Weighing in at about 2,000 pounds and measuring a massive 14 feet, 6 inches, the shark is medium sized when it comes to how big the species can grow. According to National Geographic, the predators can reach up to 20 feet in length and weigh as much as 5,000 pounds, making them the largest predatory fish on Earth. With mouths lined with up to 300 serrated, triangular teeth arranged in several rows, this shark primarily feeds on sea lions, whales and sea turtles.
Surprisingly little is known about these large sharks, which is what has prompted the latest mission to capture, tag and release great whites. Currently, shark populations are facing massive threats from overfishing and, in particular, the practice of shark finning. A newly released study estimates that about 100 million sharks are killed each year, a number that's unsustainable since it can take years for sharks to grow to maturity and then reproduce.
Yet this new research may allow scientists to more fully understand the species and where they go to reproduce, allowing them to target areas for protection. OCEARCH is currently tracking several great whites, most of them located off of the coast of Africa. They're also getting the public involved through their interactive, shark tracking site. The public can get updates about where a shark is located and how far it has travelled.

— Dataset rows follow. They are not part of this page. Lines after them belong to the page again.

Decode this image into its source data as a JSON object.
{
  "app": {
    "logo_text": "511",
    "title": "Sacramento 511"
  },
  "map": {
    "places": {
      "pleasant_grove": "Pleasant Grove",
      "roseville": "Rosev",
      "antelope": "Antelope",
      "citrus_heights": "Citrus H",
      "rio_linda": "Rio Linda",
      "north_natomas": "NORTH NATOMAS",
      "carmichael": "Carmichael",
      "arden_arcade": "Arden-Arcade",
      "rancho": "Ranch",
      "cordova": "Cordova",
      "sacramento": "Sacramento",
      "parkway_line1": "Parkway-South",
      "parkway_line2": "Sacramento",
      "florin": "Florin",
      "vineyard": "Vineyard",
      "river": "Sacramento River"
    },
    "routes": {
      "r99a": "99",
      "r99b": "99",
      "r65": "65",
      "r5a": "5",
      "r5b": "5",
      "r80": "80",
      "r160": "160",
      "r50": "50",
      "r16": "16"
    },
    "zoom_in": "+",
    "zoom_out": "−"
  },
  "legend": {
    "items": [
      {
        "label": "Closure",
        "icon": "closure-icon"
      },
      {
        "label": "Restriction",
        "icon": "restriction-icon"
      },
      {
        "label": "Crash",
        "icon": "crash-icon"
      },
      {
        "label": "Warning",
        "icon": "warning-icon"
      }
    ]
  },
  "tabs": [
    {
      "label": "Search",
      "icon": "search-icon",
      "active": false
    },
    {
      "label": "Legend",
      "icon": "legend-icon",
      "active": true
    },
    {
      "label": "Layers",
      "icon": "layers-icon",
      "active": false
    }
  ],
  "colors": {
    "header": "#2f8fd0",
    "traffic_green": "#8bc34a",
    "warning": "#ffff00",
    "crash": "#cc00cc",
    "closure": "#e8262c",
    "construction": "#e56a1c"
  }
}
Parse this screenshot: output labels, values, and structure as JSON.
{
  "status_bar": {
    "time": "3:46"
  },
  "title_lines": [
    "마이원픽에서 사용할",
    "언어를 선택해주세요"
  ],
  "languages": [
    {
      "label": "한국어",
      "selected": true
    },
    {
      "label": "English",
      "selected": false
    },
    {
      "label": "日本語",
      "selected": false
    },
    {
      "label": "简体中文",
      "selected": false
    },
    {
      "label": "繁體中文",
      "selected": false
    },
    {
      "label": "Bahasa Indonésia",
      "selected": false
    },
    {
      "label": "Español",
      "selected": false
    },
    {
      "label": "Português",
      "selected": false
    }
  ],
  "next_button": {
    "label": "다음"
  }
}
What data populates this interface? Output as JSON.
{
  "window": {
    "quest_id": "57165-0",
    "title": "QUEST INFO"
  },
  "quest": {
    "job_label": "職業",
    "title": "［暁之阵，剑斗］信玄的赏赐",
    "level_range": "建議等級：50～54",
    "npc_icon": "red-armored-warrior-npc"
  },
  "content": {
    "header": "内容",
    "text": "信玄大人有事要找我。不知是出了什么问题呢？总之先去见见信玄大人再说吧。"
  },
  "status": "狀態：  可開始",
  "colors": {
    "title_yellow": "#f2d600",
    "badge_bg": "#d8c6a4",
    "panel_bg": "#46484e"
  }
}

Want to track Lydia and the other sharks? Check out OCEARCH's tracker here.